26 APRIL 1890, Page 12



(To THE EDITOR OF THY " SPECTATOR:1 SIB,—Your interesting article on "The New Cause of Quarrel in Europe" seems to fall short of a practical suggestion. May I offer one ? It appears to me that the time is at hand, if it has not actually arrived, for the European nations interested in the "Dark Continent" to determine their respective spheres of action. As an ordinary observer of events, I have for some time said that the African Question demanded a Conference of the Powers concerned, with a view to the partition of those regions where ill-defined claims exist. Great Britain, Germany, France, Italy, Portugal, and Belgium are the European nations actively concerned. Holland may possess some interest indirectly. Why do these nations not meet in conference and define the areas over which their authority in Africa shall operate P Whatever they individually under- take would be to the advantage of the unprogressive and ill-governed native populations, and the present seems the opportune moment to endeavour to effect an understanding,

-and so avoid the international complications which are threatening. In speaking of the "partition of Africa "- among the Powers interested, I should suggest that the area to be dealt with be limited to twenty degrees north of the Equator, and that Egypt, Morocco, and Abyssinia should be entirely exempted from the consideration of such a Congress as I venture through your columns to advocate.

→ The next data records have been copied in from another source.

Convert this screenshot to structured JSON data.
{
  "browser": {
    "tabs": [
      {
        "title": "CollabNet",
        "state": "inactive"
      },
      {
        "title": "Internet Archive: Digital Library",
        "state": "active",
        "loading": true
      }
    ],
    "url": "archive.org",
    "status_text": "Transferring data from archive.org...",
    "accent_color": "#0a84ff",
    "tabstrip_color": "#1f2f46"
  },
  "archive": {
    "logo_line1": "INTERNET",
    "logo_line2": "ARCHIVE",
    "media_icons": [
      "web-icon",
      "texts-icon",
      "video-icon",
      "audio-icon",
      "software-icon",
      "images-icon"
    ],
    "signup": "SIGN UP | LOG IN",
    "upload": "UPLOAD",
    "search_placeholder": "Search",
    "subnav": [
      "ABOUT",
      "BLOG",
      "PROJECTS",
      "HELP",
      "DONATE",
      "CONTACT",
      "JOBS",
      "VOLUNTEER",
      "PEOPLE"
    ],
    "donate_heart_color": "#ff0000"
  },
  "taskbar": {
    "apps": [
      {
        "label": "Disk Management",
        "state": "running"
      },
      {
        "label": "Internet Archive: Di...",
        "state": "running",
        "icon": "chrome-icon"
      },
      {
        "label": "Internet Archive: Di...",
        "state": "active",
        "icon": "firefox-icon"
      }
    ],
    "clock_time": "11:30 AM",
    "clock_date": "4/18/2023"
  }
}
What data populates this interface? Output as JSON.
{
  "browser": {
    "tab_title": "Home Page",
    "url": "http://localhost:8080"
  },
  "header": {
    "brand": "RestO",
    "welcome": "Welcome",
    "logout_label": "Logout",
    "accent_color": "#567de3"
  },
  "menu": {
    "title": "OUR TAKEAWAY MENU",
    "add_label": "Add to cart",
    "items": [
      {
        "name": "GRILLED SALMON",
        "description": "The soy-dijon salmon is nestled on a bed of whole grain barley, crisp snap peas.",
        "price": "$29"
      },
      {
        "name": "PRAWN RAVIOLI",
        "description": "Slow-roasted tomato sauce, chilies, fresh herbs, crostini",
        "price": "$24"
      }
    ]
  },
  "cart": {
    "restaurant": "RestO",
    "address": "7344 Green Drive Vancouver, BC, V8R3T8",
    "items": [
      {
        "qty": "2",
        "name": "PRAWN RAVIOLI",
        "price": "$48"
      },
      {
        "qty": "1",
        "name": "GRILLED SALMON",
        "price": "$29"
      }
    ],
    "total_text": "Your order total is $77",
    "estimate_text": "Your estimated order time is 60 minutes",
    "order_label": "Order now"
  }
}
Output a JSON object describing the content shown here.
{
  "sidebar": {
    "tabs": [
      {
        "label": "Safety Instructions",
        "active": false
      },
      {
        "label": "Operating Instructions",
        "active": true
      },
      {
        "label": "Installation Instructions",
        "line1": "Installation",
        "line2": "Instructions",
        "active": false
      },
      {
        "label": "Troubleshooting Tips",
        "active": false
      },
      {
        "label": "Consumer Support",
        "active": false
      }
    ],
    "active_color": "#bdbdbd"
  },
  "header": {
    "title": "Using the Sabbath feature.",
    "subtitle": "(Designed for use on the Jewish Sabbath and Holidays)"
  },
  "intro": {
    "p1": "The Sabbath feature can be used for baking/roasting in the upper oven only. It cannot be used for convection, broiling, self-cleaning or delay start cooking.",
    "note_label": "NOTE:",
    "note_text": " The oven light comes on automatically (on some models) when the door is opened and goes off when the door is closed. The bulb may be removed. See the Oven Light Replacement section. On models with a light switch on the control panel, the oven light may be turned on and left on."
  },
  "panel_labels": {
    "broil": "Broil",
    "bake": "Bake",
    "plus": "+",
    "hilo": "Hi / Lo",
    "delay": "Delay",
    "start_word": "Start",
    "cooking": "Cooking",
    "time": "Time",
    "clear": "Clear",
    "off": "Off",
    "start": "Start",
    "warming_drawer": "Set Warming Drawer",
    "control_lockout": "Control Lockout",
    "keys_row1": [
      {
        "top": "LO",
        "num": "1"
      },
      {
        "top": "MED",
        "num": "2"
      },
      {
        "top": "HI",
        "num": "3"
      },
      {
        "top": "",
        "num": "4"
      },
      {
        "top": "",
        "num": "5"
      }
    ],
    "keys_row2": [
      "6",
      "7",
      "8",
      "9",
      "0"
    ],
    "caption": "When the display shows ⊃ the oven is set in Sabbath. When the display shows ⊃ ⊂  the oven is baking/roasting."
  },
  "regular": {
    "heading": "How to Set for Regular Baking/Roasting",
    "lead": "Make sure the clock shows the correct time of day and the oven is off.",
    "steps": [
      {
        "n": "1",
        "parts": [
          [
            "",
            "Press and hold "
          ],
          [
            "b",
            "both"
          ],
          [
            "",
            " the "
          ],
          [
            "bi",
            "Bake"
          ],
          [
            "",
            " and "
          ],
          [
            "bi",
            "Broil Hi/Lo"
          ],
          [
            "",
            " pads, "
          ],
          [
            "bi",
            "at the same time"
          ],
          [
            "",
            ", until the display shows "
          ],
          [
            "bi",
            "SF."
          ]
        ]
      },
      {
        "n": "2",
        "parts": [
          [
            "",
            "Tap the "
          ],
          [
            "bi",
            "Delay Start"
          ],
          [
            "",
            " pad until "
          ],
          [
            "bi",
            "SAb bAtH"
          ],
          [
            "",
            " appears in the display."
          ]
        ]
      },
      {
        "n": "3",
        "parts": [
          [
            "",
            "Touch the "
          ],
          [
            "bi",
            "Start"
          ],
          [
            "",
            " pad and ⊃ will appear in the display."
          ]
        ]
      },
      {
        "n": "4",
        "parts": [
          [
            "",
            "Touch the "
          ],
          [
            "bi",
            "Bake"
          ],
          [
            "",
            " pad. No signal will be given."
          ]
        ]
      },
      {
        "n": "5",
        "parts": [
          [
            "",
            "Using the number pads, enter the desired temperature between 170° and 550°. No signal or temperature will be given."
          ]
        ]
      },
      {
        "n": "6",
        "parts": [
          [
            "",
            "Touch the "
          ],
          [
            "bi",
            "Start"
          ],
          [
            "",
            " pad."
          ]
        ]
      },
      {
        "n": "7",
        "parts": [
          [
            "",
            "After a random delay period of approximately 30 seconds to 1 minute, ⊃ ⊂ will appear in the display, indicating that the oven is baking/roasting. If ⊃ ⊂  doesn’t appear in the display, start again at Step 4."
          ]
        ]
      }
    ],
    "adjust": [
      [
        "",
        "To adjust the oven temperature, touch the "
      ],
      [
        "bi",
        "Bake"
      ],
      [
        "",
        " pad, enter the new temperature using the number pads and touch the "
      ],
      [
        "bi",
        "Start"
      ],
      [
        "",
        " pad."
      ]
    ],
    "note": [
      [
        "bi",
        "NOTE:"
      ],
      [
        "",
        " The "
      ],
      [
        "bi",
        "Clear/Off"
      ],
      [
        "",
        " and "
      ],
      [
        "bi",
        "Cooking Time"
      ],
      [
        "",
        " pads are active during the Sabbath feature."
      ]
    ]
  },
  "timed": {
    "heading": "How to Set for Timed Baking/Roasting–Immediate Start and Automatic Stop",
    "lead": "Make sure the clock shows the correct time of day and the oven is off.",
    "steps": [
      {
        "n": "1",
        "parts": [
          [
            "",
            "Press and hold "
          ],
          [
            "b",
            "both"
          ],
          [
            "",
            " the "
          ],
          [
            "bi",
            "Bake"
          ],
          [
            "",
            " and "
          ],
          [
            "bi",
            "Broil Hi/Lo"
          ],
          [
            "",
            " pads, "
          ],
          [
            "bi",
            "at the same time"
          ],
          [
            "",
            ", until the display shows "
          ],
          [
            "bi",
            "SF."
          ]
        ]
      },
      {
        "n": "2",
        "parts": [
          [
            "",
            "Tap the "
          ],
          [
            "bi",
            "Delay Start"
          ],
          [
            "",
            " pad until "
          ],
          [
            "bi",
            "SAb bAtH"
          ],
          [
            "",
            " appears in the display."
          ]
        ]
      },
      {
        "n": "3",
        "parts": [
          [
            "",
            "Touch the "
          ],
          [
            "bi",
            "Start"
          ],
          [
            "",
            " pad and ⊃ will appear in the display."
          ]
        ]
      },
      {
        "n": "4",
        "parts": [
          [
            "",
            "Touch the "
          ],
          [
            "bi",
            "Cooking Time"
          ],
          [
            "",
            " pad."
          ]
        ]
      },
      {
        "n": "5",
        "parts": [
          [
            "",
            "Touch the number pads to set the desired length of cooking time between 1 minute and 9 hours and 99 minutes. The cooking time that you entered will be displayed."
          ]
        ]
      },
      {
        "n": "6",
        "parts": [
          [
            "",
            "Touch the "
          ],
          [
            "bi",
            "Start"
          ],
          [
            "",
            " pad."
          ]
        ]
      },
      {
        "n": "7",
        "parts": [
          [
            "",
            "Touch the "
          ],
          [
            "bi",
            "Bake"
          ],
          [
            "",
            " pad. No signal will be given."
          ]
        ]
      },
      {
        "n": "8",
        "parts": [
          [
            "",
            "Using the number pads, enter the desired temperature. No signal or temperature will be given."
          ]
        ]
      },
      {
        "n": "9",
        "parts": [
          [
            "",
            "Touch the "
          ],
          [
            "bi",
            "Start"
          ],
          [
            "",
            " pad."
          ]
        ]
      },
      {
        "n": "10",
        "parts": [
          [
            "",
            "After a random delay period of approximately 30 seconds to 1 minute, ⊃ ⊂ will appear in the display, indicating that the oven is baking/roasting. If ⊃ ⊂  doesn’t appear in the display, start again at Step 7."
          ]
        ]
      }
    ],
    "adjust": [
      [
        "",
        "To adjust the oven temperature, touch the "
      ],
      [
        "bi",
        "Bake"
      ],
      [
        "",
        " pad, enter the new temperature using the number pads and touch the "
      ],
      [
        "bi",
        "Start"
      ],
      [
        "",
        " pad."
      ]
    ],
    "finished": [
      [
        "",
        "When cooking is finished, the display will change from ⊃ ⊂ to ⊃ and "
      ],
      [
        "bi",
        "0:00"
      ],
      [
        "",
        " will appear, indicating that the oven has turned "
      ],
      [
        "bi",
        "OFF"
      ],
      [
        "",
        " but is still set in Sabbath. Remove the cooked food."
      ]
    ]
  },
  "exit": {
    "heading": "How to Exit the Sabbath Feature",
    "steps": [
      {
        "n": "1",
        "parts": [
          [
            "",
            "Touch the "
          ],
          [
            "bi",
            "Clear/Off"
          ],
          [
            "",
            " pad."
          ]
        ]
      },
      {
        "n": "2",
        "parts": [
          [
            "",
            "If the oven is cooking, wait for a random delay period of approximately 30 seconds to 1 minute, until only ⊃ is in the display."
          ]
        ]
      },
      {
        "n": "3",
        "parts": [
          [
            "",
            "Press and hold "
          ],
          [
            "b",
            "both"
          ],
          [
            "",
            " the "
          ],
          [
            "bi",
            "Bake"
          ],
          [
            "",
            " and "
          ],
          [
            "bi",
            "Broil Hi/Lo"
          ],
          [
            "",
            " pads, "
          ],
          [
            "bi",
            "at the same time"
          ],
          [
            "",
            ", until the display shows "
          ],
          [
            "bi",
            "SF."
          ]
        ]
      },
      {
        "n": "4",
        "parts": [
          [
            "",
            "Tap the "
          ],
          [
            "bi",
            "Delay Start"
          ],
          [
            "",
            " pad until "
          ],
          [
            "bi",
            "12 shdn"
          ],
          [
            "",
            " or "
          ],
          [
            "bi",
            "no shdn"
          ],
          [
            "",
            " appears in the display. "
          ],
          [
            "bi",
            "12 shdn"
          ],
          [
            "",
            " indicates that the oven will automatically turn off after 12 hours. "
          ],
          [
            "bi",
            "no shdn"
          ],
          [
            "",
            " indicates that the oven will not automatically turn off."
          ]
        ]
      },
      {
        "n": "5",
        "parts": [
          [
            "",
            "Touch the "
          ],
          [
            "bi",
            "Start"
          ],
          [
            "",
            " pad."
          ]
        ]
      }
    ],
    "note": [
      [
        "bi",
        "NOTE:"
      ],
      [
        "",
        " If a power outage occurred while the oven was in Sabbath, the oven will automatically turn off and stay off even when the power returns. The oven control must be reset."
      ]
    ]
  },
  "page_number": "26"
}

Africa must be the gainer. With defined territories and responsibility, each European nation concerned could extend its civilising operations over the vast areas of barbarism, as its resources and opportunities permitted.

Surely the time seems to have arrived for some such action as I suggest, in which clearly Great Britain should take the

Dane Ghyll, Furness Abbey, Barrow-in-Fv.rness, April 21st.

[Mr. Fell wants "influence," in fact, to be exchanged for sovereignty. He is probably right; but we do not wonder at Governments hesitating before such vast responsibilities.— ED. Spectator.]